  • Cornellison, Napier recognized by RSCC

    When the Roane State Raiderettes hosted Cleveland State Community College Wednesday night, two players from Roane County, Kingston's Haley Cornellison and Rockwood's Jade Napier, were among the six sophomores honored between games.

    Napier recorded seven points, one rebound and four assists in the 87-62 loss to the Lady Cougars, while Cornellison scored eight points with one rebound, two assists and four steals.

    Haley, a 5'11" guard/post combo from Kingston, is the daughter of Eric and Jennifer Cornellison and has a younger brother, Jace.

  • Cleveland State, Roane State split games Wednesday

    The Roane State Community College basketball teams split a pair of games with Cleveland State Community last Wednesday night, as the Raiders defeated the Cougars 73-65 and the Raiderettes lost 87-62.

    Roane State 73, Cleveland State 65: The Cougars led 41-27 after the first half, but the Raiders used a 46-24 second half to notch the victory.

  • Cleveland State, Roane State split games Wednesday

    The Roane State Community College basketball teams split a pair of games with Cleveland State Community last Wednesday night, as the Raiders defeated the Cougars 73-65 and the Raiderettes lost 87-62.

    Roane State 73, Cleveland State 65: The Cougars led 41-27 after the first half, but the Raiders used a 46-24 second half to notch the victory.

  • Hike in sales tax pitched for city projects

    Harriman City Council approved first reading of an ordinance calling for a sales tax referendum to ask voters to increase the city’s local sales tax for infrastructure needs.

    Currently, the city’s local sales and use tax is 2.5 percent of the 9.5 percent rate imposed on purchases in Harriman.

    The ordinance proposes a referendum asking voters to decide on increasing the city’s share to 2.75 percent, which Harriman Mayor Chris Mason estimates could generate as much as $400,000 annually.

  • Downtown streets make paving cut

    Harriman City Council approved a list of streets to prioritize during paving and also contractor Rogers Group for the work.

    Rogers Group told city officials they could be on site to begin paving as early as April.

    The roads selected were graded on their condition thanks to a road committee that included Public Works Director Darrell “Drack” Langley and City Manager Kevin Helms.

    “It looks like a great job,” said Councilman Buddy Holley.

  • Prime Time To Vote Early in Primary
  • Legislation could affect county’s Gencay holdings

    Future back tax sales could be less risky for Roane County if a bill pending in the Tennessee General Assembly becomes law.

    The bill would allow a county that obtains property at a back tax sale to ask the chancellor to set aside its bid if the financial and environmental risks are greater than the value of the property.

  • TVA ponders two types of impoundment closures

    TVA is considering two methods for closing the impoundments at its coal-fired power facilities, which include the Kingston Fossil Plant in Roane County.

    The impoundments hold coal combustion residuals, such as fly ash and bottom ash.

    Close in place means the materials would remain in the impoundments.

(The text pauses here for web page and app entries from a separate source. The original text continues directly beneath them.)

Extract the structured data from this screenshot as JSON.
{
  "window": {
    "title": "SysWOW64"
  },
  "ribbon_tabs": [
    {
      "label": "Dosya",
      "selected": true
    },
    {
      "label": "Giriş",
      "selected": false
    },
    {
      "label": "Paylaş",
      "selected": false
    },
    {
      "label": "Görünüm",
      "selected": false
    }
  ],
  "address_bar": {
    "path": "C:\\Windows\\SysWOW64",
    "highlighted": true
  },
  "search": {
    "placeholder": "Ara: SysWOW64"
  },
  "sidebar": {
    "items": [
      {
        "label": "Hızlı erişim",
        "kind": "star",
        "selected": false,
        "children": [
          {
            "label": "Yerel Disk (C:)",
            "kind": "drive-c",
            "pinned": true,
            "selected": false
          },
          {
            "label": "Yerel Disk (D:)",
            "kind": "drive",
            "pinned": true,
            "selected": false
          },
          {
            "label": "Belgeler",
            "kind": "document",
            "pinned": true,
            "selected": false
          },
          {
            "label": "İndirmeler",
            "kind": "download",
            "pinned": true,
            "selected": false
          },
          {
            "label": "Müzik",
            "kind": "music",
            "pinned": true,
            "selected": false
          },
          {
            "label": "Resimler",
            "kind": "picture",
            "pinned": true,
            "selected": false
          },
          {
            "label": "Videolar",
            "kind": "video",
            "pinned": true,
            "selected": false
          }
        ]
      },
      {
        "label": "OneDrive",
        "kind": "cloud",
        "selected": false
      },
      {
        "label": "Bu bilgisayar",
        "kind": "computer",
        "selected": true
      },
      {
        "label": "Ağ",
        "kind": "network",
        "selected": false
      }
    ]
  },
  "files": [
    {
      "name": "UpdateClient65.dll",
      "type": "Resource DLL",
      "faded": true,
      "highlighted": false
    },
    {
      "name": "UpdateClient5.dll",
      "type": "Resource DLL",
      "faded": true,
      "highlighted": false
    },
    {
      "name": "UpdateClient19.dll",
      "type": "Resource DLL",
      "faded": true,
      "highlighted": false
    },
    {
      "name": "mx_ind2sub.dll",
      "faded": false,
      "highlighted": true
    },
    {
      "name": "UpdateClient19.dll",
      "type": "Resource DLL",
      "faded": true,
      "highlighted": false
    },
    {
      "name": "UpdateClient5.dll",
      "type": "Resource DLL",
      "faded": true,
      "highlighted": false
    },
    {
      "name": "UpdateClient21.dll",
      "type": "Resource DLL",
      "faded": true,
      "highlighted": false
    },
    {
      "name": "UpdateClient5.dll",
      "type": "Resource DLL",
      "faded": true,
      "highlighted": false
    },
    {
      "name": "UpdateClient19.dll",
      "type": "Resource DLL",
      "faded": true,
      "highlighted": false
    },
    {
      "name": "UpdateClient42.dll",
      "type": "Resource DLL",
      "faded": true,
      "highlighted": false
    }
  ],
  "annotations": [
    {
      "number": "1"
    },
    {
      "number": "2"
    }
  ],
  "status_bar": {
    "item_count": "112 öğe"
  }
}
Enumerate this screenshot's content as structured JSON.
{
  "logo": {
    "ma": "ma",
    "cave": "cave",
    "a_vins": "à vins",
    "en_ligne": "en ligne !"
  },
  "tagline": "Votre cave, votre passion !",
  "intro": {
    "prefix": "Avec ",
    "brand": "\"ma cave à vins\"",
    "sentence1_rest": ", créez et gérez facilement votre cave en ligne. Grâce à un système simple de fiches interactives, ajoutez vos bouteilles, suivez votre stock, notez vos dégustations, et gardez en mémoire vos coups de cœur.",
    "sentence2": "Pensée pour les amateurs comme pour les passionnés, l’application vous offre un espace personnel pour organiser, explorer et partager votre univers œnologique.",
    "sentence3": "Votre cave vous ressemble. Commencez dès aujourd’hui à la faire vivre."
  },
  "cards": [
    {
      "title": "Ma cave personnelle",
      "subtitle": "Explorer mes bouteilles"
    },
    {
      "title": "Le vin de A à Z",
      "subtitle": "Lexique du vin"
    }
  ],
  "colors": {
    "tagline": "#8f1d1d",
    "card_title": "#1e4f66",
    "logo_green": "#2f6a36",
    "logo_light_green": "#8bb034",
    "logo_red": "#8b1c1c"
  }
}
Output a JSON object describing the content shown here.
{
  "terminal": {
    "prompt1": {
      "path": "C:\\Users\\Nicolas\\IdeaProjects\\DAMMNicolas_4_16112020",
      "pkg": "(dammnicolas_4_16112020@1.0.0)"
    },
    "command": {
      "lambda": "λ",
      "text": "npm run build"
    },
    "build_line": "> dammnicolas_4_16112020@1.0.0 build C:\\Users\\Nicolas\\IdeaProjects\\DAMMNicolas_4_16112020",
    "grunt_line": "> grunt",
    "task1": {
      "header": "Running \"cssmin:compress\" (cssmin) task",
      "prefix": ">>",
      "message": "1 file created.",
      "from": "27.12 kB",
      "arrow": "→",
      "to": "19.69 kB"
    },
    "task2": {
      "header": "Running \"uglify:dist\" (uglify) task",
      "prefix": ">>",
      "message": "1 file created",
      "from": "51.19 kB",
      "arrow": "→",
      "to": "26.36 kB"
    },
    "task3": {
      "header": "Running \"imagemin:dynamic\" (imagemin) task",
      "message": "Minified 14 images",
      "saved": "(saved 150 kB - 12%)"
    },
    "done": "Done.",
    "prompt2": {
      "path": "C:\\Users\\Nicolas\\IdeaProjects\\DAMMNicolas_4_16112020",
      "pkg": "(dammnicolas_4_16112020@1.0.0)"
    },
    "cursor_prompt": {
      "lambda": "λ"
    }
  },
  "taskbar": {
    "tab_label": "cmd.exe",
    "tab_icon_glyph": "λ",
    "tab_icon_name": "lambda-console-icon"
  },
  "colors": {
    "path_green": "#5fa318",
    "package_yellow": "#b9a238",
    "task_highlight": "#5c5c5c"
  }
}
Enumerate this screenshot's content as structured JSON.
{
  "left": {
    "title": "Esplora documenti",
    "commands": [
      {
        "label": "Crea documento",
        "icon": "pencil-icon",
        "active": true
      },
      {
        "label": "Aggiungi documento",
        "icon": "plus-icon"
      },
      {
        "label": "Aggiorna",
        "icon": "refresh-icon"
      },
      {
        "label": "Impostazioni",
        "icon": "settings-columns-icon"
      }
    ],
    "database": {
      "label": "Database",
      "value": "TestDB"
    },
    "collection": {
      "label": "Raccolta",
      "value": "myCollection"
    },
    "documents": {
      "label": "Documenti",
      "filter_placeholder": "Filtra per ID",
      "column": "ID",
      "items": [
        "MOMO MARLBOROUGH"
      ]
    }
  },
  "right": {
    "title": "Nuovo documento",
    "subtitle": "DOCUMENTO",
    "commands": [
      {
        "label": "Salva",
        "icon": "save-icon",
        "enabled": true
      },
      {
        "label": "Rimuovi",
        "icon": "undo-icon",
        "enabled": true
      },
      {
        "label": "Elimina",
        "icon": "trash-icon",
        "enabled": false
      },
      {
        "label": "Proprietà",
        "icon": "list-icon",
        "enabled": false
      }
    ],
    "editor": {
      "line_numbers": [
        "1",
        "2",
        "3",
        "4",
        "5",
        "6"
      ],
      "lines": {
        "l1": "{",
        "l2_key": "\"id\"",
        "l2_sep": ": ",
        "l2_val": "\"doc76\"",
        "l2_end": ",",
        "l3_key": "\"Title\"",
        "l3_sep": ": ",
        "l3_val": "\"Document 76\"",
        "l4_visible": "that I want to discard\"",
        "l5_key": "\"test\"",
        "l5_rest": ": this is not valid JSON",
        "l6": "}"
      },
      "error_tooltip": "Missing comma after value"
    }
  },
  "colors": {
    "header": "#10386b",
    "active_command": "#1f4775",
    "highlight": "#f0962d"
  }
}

Close-by removal means they would be excavated and hauled off-site.

  • Demolition starts on last gaseous diffusion bldg.

    Demolition of the K-27 gaseous diffusion building began Monday, moving the U.S. Department of Energy a step closer to fulfilling its Vision 2016 — the removal of all gaseous diffusion buildings from the site by the end of the year.

    K-27 is the last of five gaseous diffusion facilities to be torn down at the East Tennessee Technology Park, the former Oak Ridge Gaseous Diffusion Plant.

    Demolition of the four-story, 383,000-square-foot building remains one of DOE’s highest cleanup priorities.